On August 27 1939, the train, commanded by Captain Mieczysław Malinowski, was sent from Niepołomice towards the Polish-German border, where it patrolled the rail line Kłobuck-Działoszyn-Chorzew Siemkowice-Nowa Brzeźnica. Śmiały was assigned to the Łódź Army, in support of the Volhynian Cavalry Brigade. On the night of Aug 31/Sep 1, the train left for Chorzew Siemkowice, where it arrived at 5 o’clock in the morning. During the Battle of Mokra, it supported the 21st Vistula Uhlan Regiment, which fought the advancing German 4th Panzer Division.
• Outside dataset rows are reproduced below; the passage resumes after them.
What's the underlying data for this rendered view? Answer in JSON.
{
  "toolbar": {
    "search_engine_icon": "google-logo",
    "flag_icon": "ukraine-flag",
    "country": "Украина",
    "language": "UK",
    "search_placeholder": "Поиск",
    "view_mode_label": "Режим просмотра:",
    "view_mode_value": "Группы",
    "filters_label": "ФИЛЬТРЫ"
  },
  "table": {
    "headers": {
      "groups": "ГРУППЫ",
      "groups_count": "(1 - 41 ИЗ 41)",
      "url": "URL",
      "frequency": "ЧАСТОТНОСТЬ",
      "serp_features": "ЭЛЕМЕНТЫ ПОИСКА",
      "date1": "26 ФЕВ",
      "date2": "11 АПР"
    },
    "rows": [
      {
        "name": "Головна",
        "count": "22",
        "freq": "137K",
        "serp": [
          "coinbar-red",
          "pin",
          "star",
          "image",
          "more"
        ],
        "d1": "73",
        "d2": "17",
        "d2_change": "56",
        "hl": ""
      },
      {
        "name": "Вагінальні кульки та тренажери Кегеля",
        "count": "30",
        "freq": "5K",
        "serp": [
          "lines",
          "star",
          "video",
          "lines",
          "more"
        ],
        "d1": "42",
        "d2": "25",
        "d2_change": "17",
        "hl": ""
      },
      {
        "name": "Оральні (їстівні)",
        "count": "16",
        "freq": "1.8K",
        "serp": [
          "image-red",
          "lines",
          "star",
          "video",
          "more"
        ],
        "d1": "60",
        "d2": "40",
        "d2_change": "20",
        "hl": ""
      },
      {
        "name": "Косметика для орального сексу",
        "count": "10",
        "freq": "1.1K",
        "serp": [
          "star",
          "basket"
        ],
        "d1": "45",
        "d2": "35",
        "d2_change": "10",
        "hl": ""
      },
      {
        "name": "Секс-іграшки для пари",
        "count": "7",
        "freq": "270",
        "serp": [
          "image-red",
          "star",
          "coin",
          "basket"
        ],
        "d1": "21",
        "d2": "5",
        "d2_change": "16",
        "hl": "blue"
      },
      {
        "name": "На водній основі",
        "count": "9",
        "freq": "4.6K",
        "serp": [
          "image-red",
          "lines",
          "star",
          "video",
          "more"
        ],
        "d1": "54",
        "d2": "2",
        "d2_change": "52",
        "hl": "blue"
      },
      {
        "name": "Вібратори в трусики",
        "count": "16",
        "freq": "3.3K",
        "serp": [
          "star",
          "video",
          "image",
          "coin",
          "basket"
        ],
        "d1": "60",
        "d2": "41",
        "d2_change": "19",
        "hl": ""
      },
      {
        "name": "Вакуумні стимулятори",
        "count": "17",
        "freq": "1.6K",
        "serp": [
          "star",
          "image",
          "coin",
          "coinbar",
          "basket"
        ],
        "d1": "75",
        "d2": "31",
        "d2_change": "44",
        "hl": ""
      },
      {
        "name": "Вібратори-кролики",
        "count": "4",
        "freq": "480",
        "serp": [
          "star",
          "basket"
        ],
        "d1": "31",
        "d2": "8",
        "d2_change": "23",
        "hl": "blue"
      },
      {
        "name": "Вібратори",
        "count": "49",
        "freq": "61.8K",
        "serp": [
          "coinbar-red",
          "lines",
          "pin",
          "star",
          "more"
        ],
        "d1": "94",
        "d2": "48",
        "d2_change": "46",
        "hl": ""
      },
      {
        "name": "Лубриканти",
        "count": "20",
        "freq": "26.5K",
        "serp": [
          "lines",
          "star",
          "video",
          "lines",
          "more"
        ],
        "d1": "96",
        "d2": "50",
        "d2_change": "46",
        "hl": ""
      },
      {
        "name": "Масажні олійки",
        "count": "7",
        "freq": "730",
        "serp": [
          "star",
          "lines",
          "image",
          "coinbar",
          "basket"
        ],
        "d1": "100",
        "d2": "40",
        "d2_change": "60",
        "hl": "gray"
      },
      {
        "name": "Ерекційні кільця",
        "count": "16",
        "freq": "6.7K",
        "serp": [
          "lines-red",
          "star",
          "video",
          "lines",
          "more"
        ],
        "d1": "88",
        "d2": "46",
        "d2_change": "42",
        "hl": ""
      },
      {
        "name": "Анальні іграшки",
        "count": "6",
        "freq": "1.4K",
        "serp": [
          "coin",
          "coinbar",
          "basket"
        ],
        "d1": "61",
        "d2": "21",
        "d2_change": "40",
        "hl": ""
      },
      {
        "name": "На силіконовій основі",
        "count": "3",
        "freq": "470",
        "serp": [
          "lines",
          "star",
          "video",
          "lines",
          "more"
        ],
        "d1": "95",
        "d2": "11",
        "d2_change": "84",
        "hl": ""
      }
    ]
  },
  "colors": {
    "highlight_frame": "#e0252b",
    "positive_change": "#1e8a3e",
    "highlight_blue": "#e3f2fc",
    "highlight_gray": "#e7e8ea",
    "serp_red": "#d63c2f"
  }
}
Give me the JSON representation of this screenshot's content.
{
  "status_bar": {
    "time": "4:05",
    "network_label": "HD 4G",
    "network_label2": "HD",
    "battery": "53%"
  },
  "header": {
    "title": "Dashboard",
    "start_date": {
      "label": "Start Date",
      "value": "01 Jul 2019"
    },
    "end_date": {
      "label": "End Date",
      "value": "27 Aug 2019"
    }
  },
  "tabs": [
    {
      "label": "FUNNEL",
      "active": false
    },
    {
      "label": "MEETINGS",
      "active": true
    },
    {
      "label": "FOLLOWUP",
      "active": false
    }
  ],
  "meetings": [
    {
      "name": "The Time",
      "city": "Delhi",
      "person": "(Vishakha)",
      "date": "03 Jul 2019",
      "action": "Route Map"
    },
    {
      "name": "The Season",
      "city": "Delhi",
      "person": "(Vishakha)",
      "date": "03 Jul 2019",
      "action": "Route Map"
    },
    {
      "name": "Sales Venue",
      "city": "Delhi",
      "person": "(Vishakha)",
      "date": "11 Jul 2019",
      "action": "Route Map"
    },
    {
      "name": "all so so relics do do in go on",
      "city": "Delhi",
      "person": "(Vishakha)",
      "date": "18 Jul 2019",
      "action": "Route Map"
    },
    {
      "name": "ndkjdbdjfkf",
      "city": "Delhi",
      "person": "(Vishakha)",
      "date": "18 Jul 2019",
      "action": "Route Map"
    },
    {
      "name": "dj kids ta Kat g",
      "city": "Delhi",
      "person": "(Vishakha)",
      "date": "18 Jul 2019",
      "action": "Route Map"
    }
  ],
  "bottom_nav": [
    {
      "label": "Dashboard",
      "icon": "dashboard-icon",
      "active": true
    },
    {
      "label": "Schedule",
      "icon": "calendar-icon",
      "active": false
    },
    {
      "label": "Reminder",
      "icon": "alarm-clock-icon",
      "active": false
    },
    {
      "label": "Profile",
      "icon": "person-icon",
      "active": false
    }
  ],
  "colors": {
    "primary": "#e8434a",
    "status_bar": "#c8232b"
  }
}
After destroying a number of tanks, the train itself was hit, and forced to retreat to Działoszyn. On September 2, after several skirmishes with German units, the train left for Łask, and on the next day it found itself in Łódź, from where it moved to Koluszki, awaiting orders. In the evening of September 5, Polish units began a general retreat, and Śmiały left towards Skierniewice, Łowicz, and Warsaw.

On September 8, the train arrived at Siedlce, then via Łuków it came to Brześć nad Bugiem, arriving there on September 14. Near the station of Żabinka, Śmiały repulsed the attack of the 10th Panzer Division. In the afternoon of September 14, the Wehrmacht captured the main rail station at Brześć, and Śmiały withdrew to Kowel, then to Łuck, where it arrived on September 16. The next day, after news of the Soviet invasion of Poland reached its crew, the train headed southwards, to Lwów, where it arrived on September 18. Śmiały operated in the area of the Lwów-Łyczaków rail station, supporting Polish infantry in the Battle of Lwów. On September 19, it took part in a raid on Kamionka Strumiłowa, returning to the Lwów-Podzamcze station in the evening. After the capitulation of Polish forces in the city, the train was abandoned by its crew, and seized by the Red Army.

See also[edit]